[Element data from apps and pages]
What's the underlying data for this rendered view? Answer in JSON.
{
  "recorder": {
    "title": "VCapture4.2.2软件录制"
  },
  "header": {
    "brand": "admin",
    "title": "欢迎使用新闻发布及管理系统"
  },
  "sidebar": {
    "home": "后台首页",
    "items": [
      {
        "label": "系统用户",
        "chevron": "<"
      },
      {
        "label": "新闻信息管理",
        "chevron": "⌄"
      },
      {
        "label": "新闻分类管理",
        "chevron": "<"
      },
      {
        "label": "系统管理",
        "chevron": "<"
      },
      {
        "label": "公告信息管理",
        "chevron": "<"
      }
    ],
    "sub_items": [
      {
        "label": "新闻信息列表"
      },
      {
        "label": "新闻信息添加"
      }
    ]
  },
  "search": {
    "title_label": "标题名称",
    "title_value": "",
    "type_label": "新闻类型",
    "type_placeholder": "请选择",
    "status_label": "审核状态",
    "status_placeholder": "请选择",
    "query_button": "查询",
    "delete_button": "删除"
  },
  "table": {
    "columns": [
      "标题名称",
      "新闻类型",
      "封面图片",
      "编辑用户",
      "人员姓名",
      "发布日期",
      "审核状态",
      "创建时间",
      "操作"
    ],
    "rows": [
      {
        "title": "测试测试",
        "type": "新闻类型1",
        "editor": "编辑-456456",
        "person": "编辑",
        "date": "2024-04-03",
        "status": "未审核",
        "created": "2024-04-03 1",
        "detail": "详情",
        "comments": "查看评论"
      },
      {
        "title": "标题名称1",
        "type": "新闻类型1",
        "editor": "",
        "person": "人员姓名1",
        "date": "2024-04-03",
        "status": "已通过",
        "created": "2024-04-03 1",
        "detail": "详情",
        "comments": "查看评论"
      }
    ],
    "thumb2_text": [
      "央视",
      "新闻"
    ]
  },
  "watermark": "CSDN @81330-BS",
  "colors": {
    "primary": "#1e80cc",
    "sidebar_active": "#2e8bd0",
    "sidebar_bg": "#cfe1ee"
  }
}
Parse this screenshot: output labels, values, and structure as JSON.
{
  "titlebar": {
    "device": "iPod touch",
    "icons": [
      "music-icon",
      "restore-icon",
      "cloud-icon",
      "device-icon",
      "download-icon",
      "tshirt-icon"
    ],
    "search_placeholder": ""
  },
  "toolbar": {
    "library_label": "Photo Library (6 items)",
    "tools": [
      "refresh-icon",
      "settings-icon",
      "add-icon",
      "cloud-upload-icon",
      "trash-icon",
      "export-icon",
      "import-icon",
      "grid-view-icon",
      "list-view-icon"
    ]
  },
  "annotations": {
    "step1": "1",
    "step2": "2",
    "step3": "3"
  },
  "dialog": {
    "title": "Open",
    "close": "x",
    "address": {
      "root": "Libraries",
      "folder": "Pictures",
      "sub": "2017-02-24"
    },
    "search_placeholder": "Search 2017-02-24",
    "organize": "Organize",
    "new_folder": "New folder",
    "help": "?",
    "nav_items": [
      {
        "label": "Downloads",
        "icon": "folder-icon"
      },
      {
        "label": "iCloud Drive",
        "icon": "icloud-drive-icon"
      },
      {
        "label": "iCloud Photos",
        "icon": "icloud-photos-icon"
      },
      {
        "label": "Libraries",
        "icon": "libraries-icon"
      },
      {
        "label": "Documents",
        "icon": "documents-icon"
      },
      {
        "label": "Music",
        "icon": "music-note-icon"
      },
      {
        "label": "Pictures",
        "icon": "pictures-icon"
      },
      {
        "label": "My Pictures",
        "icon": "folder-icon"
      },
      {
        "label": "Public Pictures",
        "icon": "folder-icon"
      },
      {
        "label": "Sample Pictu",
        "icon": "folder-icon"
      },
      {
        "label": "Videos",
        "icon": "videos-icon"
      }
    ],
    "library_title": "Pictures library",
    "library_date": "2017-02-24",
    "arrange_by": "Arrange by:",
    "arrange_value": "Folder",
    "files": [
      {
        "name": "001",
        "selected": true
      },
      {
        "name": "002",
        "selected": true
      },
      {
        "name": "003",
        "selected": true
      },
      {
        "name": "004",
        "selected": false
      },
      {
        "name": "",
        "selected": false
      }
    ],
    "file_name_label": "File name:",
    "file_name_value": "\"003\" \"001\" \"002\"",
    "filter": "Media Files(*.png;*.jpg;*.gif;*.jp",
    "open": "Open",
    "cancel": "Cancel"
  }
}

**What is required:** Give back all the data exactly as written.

**Completed task:**
What's the underlying data for this rendered view? Answer in JSON.
{
  "recorder": {
    "title": "VCapture4.2.2软件录制"
  },
  "header": {
    "brand": "admin",
    "title": "欢迎使用新闻发布及管理系统"
  },
  "sidebar": {
    "home": "后台首页",
    "items": [
      {
        "label": "系统用户",
        "chevron": "<"
      },
      {
        "label": "新闻信息管理",
        "chevron": "⌄"
      },
      {
        "label": "新闻分类管理",
        "chevron": "<"
      },
      {
        "label": "系统管理",
        "chevron": "<"
      },
      {
        "label": "公告信息管理",
        "chevron": "<"
      }
    ],
    "sub_items": [
      {
        "label": "新闻信息列表"
      },
      {
        "label": "新闻信息添加"
      }
    ]
  },
  "search": {
    "title_label": "标题名称",
    "title_value": "",
    "type_label": "新闻类型",
    "type_placeholder": "请选择",
    "status_label": "审核状态",
    "status_placeholder": "请选择",
    "query_button": "查询",
    "delete_button": "删除"
  },
  "table": {
    "columns": [
      "标题名称",
      "新闻类型",
      "封面图片",
      "编辑用户",
      "人员姓名",
      "发布日期",
      "审核状态",
      "创建时间",
      "操作"
    ],
    "rows": [
      {
        "title": "测试测试",
        "type": "新闻类型1",
        "editor": "编辑-456456",
        "person": "编辑",
        "date": "2024-04-03",
        "status": "未审核",
        "created": "2024-04-03 1",
        "detail": "详情",
        "comments": "查看评论"
      },
      {
        "title": "标题名称1",
        "type": "新闻类型1",
        "editor": "",
        "person": "人员姓名1",
        "date": "2024-04-03",
        "status": "已通过",
        "created": "2024-04-03 1",
        "detail": "详情",
        "comments": "查看评论"
      }
    ],
    "thumb2_text": [
      "央视",
      "新闻"
    ]
  },
  "watermark": "CSDN @81330-BS",
  "colors": {
    "primary": "#1e80cc",
    "sidebar_active": "#2e8bd0",
    "sidebar_bg": "#cfe1ee"
  }
}
Parse this screenshot: output labels, values, and structure as JSON.
{
  "titlebar": {
    "device": "iPod touch",
    "icons": [
      "music-icon",
      "restore-icon",
      "cloud-icon",
      "device-icon",
      "download-icon",
      "tshirt-icon"
    ],
    "search_placeholder": ""
  },
  "toolbar": {
    "library_label": "Photo Library (6 items)",
    "tools": [
      "refresh-icon",
      "settings-icon",
      "add-icon",
      "cloud-upload-icon",
      "trash-icon",
      "export-icon",
      "import-icon",
      "grid-view-icon",
      "list-view-icon"
    ]
  },
  "annotations": {
    "step1": "1",
    "step2": "2",
    "step3": "3"
  },
  "dialog": {
    "title": "Open",
    "close": "x",
    "address": {
      "root": "Libraries",
      "folder": "Pictures",
      "sub": "2017-02-24"
    },
    "search_placeholder": "Search 2017-02-24",
    "organize": "Organize",
    "new_folder": "New folder",
    "help": "?",
    "nav_items": [
      {
        "label": "Downloads",
        "icon": "folder-icon"
      },
      {
        "label": "iCloud Drive",
        "icon": "icloud-drive-icon"
      },
      {
        "label": "iCloud Photos",
        "icon": "icloud-photos-icon"
      },
      {
        "label": "Libraries",
        "icon": "libraries-icon"
      },
      {
        "label": "Documents",
        "icon": "documents-icon"
      },
      {
        "label": "Music",
        "icon": "music-note-icon"
      },
      {
        "label": "Pictures",
        "icon": "pictures-icon"
      },
      {
        "label": "My Pictures",
        "icon": "folder-icon"
      },
      {
        "label": "Public Pictures",
        "icon": "folder-icon"
      },
      {
        "label": "Sample Pictu",
        "icon": "folder-icon"
      },
      {
        "label": "Videos",
        "icon": "videos-icon"
      }
    ],
    "library_title": "Pictures library",
    "library_date": "2017-02-24",
    "arrange_by": "Arrange by:",
    "arrange_value": "Folder",
    "files": [
      {
        "name": "001",
        "selected": true
      },
      {
        "name": "002",
        "selected": true
      },
      {
        "name": "003",
        "selected": true
      },
      {
        "name": "004",
        "selected": false
      },
      {
        "name": "",
        "selected": false
      }
    ],
    "file_name_label": "File name:",
    "file_name_value": "\"003\" \"001\" \"002\"",
    "filter": "Media Files(*.png;*.jpg;*.gif;*.jp",
    "open": "Open",
    "cancel": "Cancel"
  }
}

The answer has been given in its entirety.